“What is Fox News?” asks comedian and activist Lee Camp on the air. “It’s just a parade of propaganda, isn’t it? It’s just a…festival of ignorance.”
Obviously Camp is a man with some political convictions. He’s also a very, very funny guy, as he demonstrated during the recent DNC festivities in Denver. Appearing with several other noteworthy names (SNL’s Fred Armisen, Sam Seder, Eugene Mirman, and the guys from BarelyPolitical.com, to name a few), Camp stole the show with a set that touched on everything from whether America is ready for a black president to whether we’re ready for Miley Cyrus.

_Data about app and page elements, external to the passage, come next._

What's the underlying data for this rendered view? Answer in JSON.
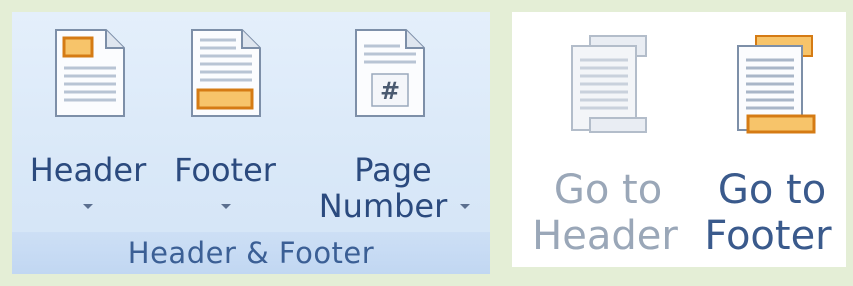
{
  "header_footer_group": {
    "title": "Header & Footer",
    "buttons": [
      {
        "label": "Header",
        "icon": "header-icon",
        "has_dropdown": true
      },
      {
        "label": "Footer",
        "icon": "footer-icon",
        "has_dropdown": true
      },
      {
        "label_line1": "Page",
        "label_line2": "Number",
        "icon": "page-number-icon",
        "has_dropdown": true,
        "icon_text": "#"
      }
    ]
  },
  "navigation_group": {
    "buttons": [
      {
        "label_line1": "Go to",
        "label_line2": "Header",
        "icon": "go-to-header-icon",
        "enabled": false
      },
      {
        "label_line1": "Go to",
        "label_line2": "Footer",
        "icon": "go-to-footer-icon",
        "enabled": true
      }
    ]
  },
  "colors": {
    "accent_orange": "#f0a030",
    "label_blue": "#2b4a7e",
    "disabled_gray": "#9aa7b8"
  }
}
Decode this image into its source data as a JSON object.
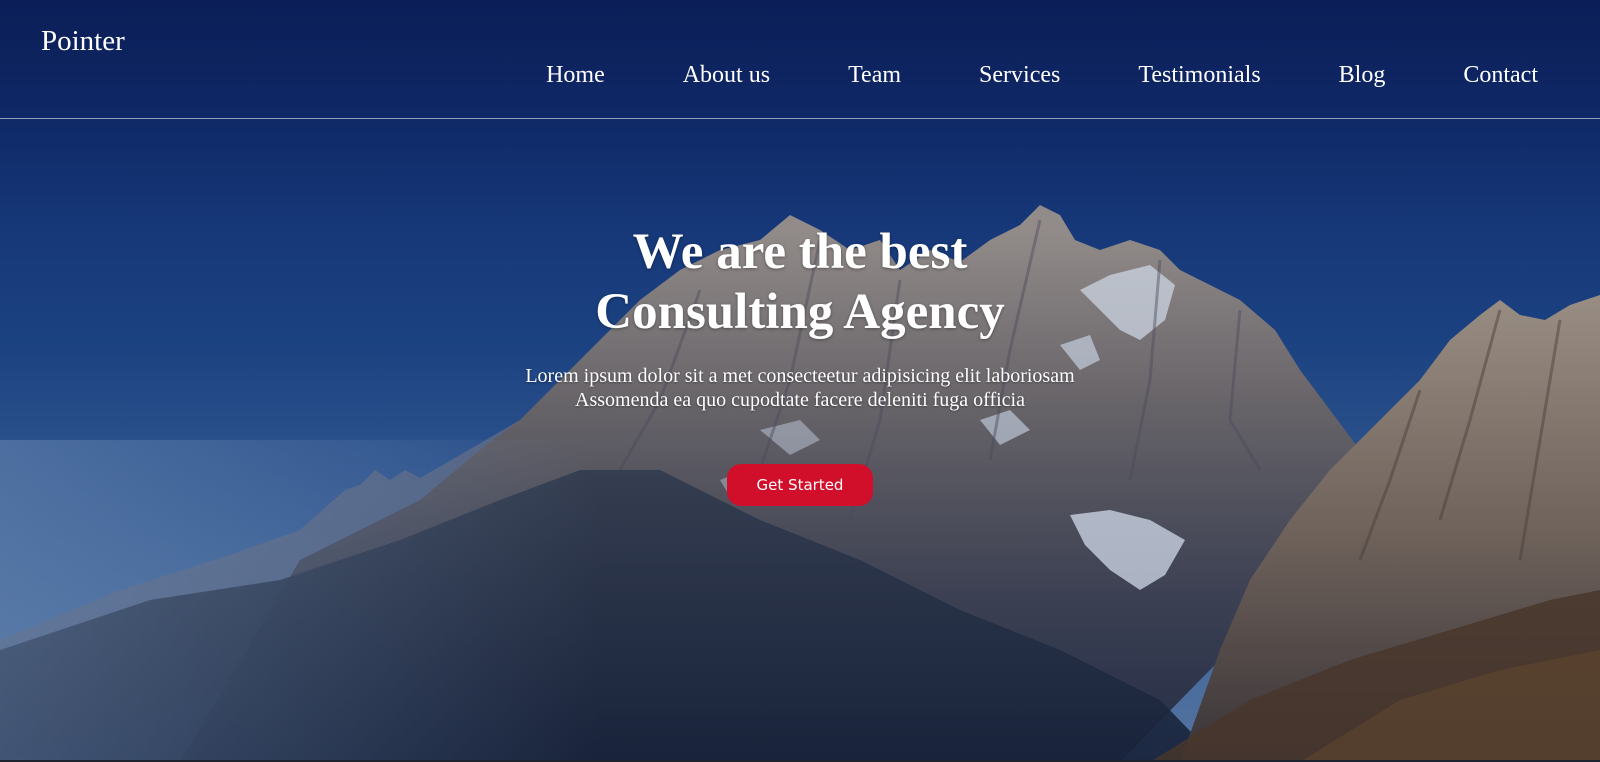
{
  "navbar": {
    "brand": "Pointer",
    "links": [
      "Home",
      "About us",
      "Team",
      "Services",
      "Testimonials",
      "Blog",
      "Contact"
    ]
  },
  "hero": {
    "headline_line1": "We are the best",
    "headline_line2": "Consulting Agency",
    "lead_line1": "Lorem ipsum dolor sit a met consecteetur adipisicing elit laboriosam",
    "lead_line2": "Assomenda ea quo cupodtate facere deleniti fuga officia",
    "cta_label": "Get Started"
  },
  "colors": {
    "accent": "#d10f2b",
    "text": "#ffffff",
    "sky_dark": "#0d2a6e",
    "sky_light": "#3d6aa6"
  }
}
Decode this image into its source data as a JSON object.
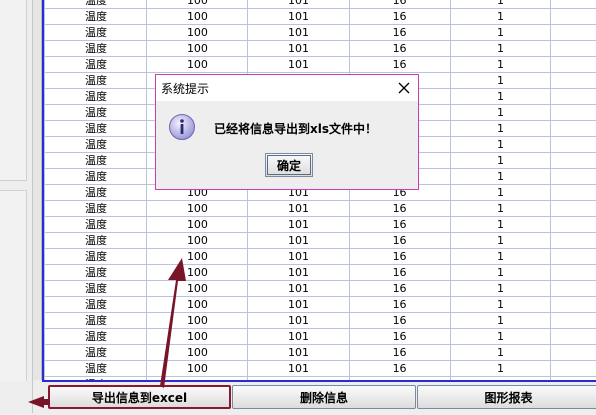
{
  "table": {
    "row_label": "温度",
    "col1": "100",
    "col2": "101",
    "col3": "16",
    "col4": "1",
    "rows": 25
  },
  "buttons": {
    "export_label": "导出信息到excel",
    "delete_label": "删除信息",
    "chart_label": "图形报表"
  },
  "dialog": {
    "title": "系统提示",
    "message": "已经将信息导出到xls文件中！",
    "ok_label": "确定"
  },
  "colors": {
    "selection_border": "#2b2bd6",
    "annotation_arrow": "#7a1428",
    "dialog_border": "#c83cb4"
  },
  "icons": [
    "info-icon",
    "close-icon",
    "annotation-arrow"
  ]
}
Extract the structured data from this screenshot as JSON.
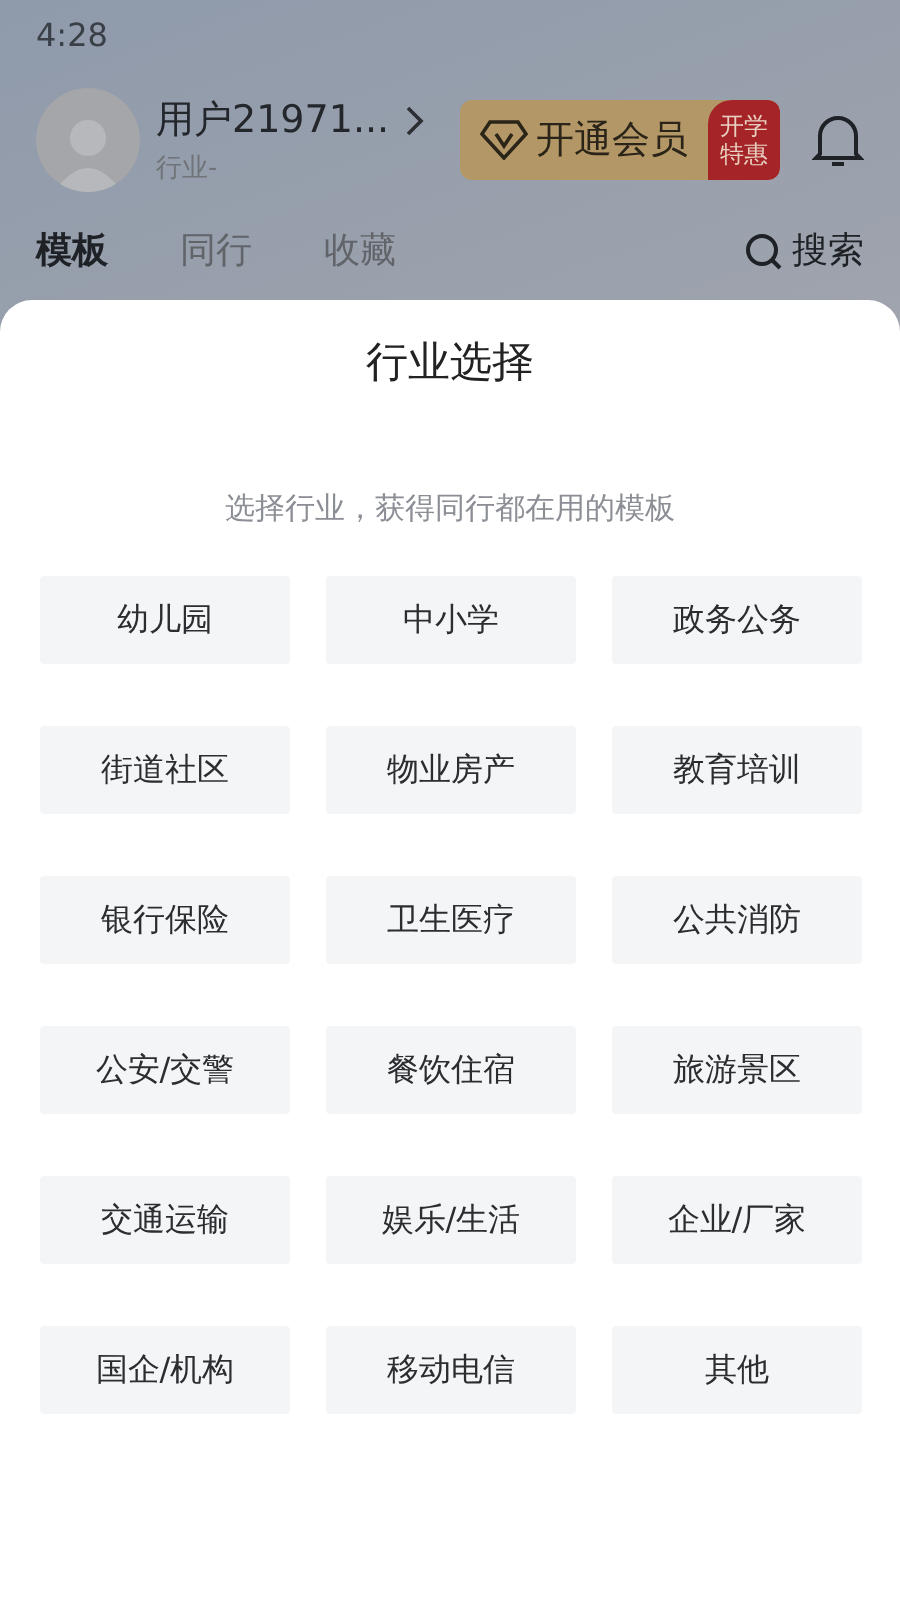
{
  "status_bar": {
    "time": "4:28"
  },
  "profile": {
    "name": "用户21971...",
    "industry": "行业-"
  },
  "vip_button": {
    "label": "开通会员",
    "promo": "开学特惠"
  },
  "tabs": [
    {
      "label": "模板",
      "selected": true
    },
    {
      "label": "同行",
      "selected": false
    },
    {
      "label": "收藏",
      "selected": false
    }
  ],
  "search": {
    "label": "搜索"
  },
  "sheet": {
    "title": "行业选择",
    "subtitle": "选择行业，获得同行都在用的模板",
    "industries": [
      "幼儿园",
      "中小学",
      "政务公务",
      "街道社区",
      "物业房产",
      "教育培训",
      "银行保险",
      "卫生医疗",
      "公共消防",
      "公安/交警",
      "餐饮住宿",
      "旅游景区",
      "交通运输",
      "娱乐/生活",
      "企业/厂家",
      "国企/机构",
      "移动电信",
      "其他"
    ]
  }
}
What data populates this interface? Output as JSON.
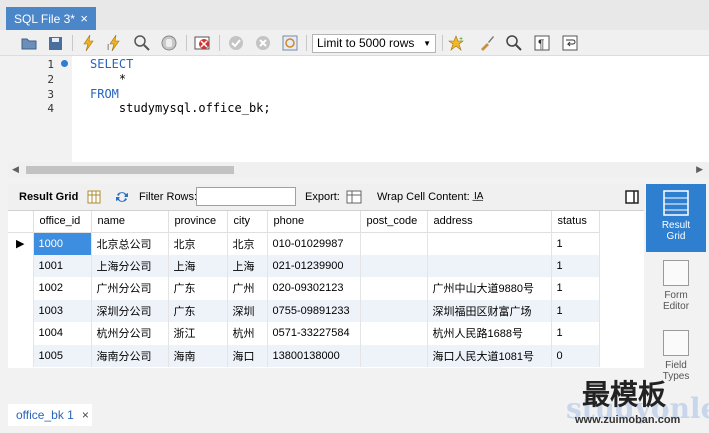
{
  "tab": {
    "title": "SQL File 3*",
    "close": "×"
  },
  "toolbar": {
    "limit_value": "Limit to 5000 rows"
  },
  "editor": {
    "line_numbers": [
      "1",
      "2",
      "3",
      "4"
    ],
    "lines": [
      "SELECT",
      "    *",
      "FROM",
      "    studymysql.office_bk;"
    ]
  },
  "result_toolbar": {
    "result_grid": "Result Grid",
    "filter_rows": "Filter Rows:",
    "filter_value": "",
    "export": "Export:",
    "wrap": "Wrap Cell Content:",
    "wrap_icon": "I̲A̲"
  },
  "grid": {
    "columns": [
      "office_id",
      "name",
      "province",
      "city",
      "phone",
      "post_code",
      "address",
      "status"
    ],
    "rows": [
      [
        "1000",
        "北京总公司",
        "北京",
        "北京",
        "010-01029987",
        "",
        "",
        "1"
      ],
      [
        "1001",
        "上海分公司",
        "上海",
        "上海",
        "021-01239900",
        "",
        "",
        "1"
      ],
      [
        "1002",
        "广州分公司",
        "广东",
        "广州",
        "020-09302123",
        "",
        "广州中山大道9880号",
        "1"
      ],
      [
        "1003",
        "深圳分公司",
        "广东",
        "深圳",
        "0755-09891233",
        "",
        "深圳福田区财富广场",
        "1"
      ],
      [
        "1004",
        "杭州分公司",
        "浙江",
        "杭州",
        "0571-33227584",
        "",
        "杭州人民路1688号",
        "1"
      ],
      [
        "1005",
        "海南分公司",
        "海南",
        "海口",
        "13800138000",
        "",
        "海口人民大道1081号",
        "0"
      ]
    ]
  },
  "right_panel": {
    "result_grid": [
      "Result",
      "Grid"
    ],
    "form_editor": [
      "Form",
      "Editor"
    ],
    "field_types": [
      "Field",
      "Types"
    ]
  },
  "bottom_tab": {
    "label": "office_bk 1",
    "close": "×"
  },
  "watermark": {
    "main": "最模板",
    "sub": "studyonlev",
    "url": "www.zuimoban.com"
  }
}
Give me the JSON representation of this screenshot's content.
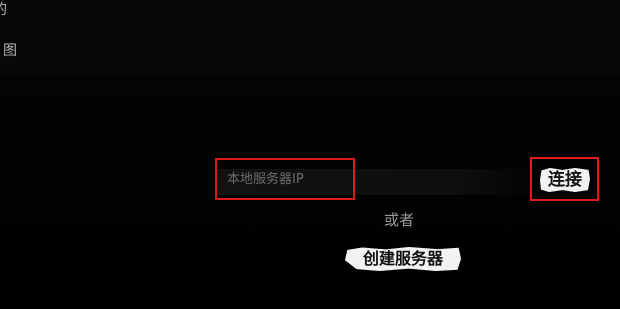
{
  "header": {
    "line1": "的",
    "line2": "图"
  },
  "server_form": {
    "ip_placeholder": "本地服务器IP",
    "ip_value": "",
    "connect_label": "连接",
    "or_label": "或者",
    "create_server_label": "创建服务器"
  },
  "colors": {
    "background": "#000000",
    "highlight_frame": "#e01a1a",
    "button_bg": "#f2f2f2",
    "button_text": "#111111",
    "muted_text": "#9a9a9a"
  }
}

Afterward, Camp made a few minutes to answer some questions for S&R and its readers. Continue reading
I’m a recent addition to the S&R line-up since my first guest appearance at the DNC, and I hope I can run with these clever, yappy dogs. I’ve been worried that I’m not enough of a pitbull – unlike Sam, whose ‘reality check’ radar functions more forcefully than mine, or Brian, whose critical slant isn’t compromised by pesky emotions. I, on the other hand, found myself inspired by the multitude of earnest political conversations buzzing around Denver last week (even while ABC reporters were getting arrested trying to unveil connections between lobbyists, big money and Dem lawmakers), and moved deeply while listening to Barack Obama energize 80,000 people inside Denver’s football stadium last Thursday night.
I felt like I’d been to church. Continue reading
This represents the final bodies from Katrina, the last unknown victim of Katrina. This represents the pain and suffering.
— New Orleans Mayor Ray Nagin; Laura Maggi of The Times-Picayune reported that “[s]even people who died during Hurricane Katrina were interred Friday morning in one of six mausoleums created to hold the remains of those who were not identified after the storm or whose families did not claim them; Aug. 29.
People are bringing five or six suitcases. We want to carry more people and less luggage.
— St. Charles Parish Emergency Preparedness Director Tab Troxler as residents of New Orleans and surrounding parishes begin evacuation of the Gulf Coast as Hurricane Gustav approaches; Aug. 30.